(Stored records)
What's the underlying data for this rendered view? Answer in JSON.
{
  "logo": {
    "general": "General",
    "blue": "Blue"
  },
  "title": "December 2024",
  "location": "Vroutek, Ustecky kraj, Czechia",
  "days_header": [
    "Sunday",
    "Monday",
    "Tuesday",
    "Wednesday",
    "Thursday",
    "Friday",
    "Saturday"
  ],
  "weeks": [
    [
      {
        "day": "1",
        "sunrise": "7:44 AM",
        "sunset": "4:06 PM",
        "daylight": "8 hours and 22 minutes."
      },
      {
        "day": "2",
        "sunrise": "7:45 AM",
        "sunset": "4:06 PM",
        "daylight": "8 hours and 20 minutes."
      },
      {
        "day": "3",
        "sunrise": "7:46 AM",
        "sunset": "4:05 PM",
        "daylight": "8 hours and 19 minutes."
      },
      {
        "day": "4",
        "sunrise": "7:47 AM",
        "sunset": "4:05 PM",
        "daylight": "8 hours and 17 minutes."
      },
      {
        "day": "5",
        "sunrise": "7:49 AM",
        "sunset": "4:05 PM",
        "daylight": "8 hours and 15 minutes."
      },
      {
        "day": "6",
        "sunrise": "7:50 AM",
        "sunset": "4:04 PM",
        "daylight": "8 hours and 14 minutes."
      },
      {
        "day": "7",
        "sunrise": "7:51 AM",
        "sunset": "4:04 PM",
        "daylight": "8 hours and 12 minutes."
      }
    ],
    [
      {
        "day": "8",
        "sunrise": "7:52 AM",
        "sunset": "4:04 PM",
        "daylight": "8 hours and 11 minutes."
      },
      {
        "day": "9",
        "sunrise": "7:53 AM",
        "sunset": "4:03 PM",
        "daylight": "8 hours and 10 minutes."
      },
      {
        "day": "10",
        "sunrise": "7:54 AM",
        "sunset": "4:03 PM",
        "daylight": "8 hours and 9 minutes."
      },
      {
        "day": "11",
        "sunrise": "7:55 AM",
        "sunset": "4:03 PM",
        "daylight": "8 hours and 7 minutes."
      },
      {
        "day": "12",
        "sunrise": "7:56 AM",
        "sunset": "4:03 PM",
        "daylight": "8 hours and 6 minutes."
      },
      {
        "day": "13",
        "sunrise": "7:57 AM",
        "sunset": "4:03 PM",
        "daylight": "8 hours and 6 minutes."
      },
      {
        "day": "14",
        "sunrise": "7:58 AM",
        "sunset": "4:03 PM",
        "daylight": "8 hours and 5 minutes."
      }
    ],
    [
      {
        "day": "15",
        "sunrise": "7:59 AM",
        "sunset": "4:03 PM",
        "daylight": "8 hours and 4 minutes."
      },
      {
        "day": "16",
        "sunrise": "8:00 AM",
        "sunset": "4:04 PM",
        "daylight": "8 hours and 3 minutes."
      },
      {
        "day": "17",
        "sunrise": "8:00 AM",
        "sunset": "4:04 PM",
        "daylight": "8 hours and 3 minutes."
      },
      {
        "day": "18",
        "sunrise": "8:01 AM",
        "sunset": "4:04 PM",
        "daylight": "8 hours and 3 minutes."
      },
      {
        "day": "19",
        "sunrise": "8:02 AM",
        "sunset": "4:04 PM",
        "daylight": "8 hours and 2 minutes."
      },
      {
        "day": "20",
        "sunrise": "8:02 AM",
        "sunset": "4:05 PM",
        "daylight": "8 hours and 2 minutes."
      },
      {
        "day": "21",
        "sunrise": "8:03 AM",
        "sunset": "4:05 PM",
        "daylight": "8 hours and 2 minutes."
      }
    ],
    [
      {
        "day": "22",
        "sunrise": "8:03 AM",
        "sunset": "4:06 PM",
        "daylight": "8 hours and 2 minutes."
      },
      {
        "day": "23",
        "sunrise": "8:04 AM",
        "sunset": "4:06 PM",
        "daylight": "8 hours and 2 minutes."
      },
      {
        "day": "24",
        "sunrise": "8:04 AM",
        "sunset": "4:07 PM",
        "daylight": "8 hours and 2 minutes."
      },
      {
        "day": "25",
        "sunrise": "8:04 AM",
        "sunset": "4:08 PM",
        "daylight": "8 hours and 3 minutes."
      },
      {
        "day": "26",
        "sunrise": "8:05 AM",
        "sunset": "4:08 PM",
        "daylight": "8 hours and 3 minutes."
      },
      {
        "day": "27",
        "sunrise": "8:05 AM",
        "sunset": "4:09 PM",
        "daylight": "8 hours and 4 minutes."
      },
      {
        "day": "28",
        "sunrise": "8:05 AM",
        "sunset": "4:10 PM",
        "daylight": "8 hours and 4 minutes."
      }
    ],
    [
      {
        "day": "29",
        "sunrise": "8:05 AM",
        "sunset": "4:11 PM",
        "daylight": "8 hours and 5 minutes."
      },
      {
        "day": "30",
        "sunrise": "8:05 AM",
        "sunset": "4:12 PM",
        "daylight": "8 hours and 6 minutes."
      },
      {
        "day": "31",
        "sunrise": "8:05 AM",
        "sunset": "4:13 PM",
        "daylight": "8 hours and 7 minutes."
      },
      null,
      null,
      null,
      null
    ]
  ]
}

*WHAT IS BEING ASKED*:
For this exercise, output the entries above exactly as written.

*TASK SOLUTION*:
What's the underlying data for this rendered view? Answer in JSON.
{
  "logo": {
    "general": "General",
    "blue": "Blue"
  },
  "title": "December 2024",
  "location": "Vroutek, Ustecky kraj, Czechia",
  "days_header": [
    "Sunday",
    "Monday",
    "Tuesday",
    "Wednesday",
    "Thursday",
    "Friday",
    "Saturday"
  ],
  "weeks": [
    [
      {
        "day": "1",
        "sunrise": "7:44 AM",
        "sunset": "4:06 PM",
        "daylight": "8 hours and 22 minutes."
      },
      {
        "day": "2",
        "sunrise": "7:45 AM",
        "sunset": "4:06 PM",
        "daylight": "8 hours and 20 minutes."
      },
      {
        "day": "3",
        "sunrise": "7:46 AM",
        "sunset": "4:05 PM",
        "daylight": "8 hours and 19 minutes."
      },
      {
        "day": "4",
        "sunrise": "7:47 AM",
        "sunset": "4:05 PM",
        "daylight": "8 hours and 17 minutes."
      },
      {
        "day": "5",
        "sunrise": "7:49 AM",
        "sunset": "4:05 PM",
        "daylight": "8 hours and 15 minutes."
      },
      {
        "day": "6",
        "sunrise": "7:50 AM",
        "sunset": "4:04 PM",
        "daylight": "8 hours and 14 minutes."
      },
      {
        "day": "7",
        "sunrise": "7:51 AM",
        "sunset": "4:04 PM",
        "daylight": "8 hours and 12 minutes."
      }
    ],
    [
      {
        "day": "8",
        "sunrise": "7:52 AM",
        "sunset": "4:04 PM",
        "daylight": "8 hours and 11 minutes."
      },
      {
        "day": "9",
        "sunrise": "7:53 AM",
        "sunset": "4:03 PM",
        "daylight": "8 hours and 10 minutes."
      },
      {
        "day": "10",
        "sunrise": "7:54 AM",
        "sunset": "4:03 PM",
        "daylight": "8 hours and 9 minutes."
      },
      {
        "day": "11",
        "sunrise": "7:55 AM",
        "sunset": "4:03 PM",
        "daylight": "8 hours and 7 minutes."
      },
      {
        "day": "12",
        "sunrise": "7:56 AM",
        "sunset": "4:03 PM",
        "daylight": "8 hours and 6 minutes."
      },
      {
        "day": "13",
        "sunrise": "7:57 AM",
        "sunset": "4:03 PM",
        "daylight": "8 hours and 6 minutes."
      },
      {
        "day": "14",
        "sunrise": "7:58 AM",
        "sunset": "4:03 PM",
        "daylight": "8 hours and 5 minutes."
      }
    ],
    [
      {
        "day": "15",
        "sunrise": "7:59 AM",
        "sunset": "4:03 PM",
        "daylight": "8 hours and 4 minutes."
      },
      {
        "day": "16",
        "sunrise": "8:00 AM",
        "sunset": "4:04 PM",
        "daylight": "8 hours and 3 minutes."
      },
      {
        "day": "17",
        "sunrise": "8:00 AM",
        "sunset": "4:04 PM",
        "daylight": "8 hours and 3 minutes."
      },
      {
        "day": "18",
        "sunrise": "8:01 AM",
        "sunset": "4:04 PM",
        "daylight": "8 hours and 3 minutes."
      },
      {
        "day": "19",
        "sunrise": "8:02 AM",
        "sunset": "4:04 PM",
        "daylight": "8 hours and 2 minutes."
      },
      {
        "day": "20",
        "sunrise": "8:02 AM",
        "sunset": "4:05 PM",
        "daylight": "8 hours and 2 minutes."
      },
      {
        "day": "21",
        "sunrise": "8:03 AM",
        "sunset": "4:05 PM",
        "daylight": "8 hours and 2 minutes."
      }
    ],
    [
      {
        "day": "22",
        "sunrise": "8:03 AM",
        "sunset": "4:06 PM",
        "daylight": "8 hours and 2 minutes."
      },
      {
        "day": "23",
        "sunrise": "8:04 AM",
        "sunset": "4:06 PM",
        "daylight": "8 hours and 2 minutes."
      },
      {
        "day": "24",
        "sunrise": "8:04 AM",
        "sunset": "4:07 PM",
        "daylight": "8 hours and 2 minutes."
      },
      {
        "day": "25",
        "sunrise": "8:04 AM",
        "sunset": "4:08 PM",
        "daylight": "8 hours and 3 minutes."
      },
      {
        "day": "26",
        "sunrise": "8:05 AM",
        "sunset": "4:08 PM",
        "daylight": "8 hours and 3 minutes."
      },
      {
        "day": "27",
        "sunrise": "8:05 AM",
        "sunset": "4:09 PM",
        "daylight": "8 hours and 4 minutes."
      },
      {
        "day": "28",
        "sunrise": "8:05 AM",
        "sunset": "4:10 PM",
        "daylight": "8 hours and 4 minutes."
      }
    ],
    [
      {
        "day": "29",
        "sunrise": "8:05 AM",
        "sunset": "4:11 PM",
        "daylight": "8 hours and 5 minutes."
      },
      {
        "day": "30",
        "sunrise": "8:05 AM",
        "sunset": "4:12 PM",
        "daylight": "8 hours and 6 minutes."
      },
      {
        "day": "31",
        "sunrise": "8:05 AM",
        "sunset": "4:13 PM",
        "daylight": "8 hours and 7 minutes."
      },
      null,
      null,
      null,
      null
    ]
  ]
}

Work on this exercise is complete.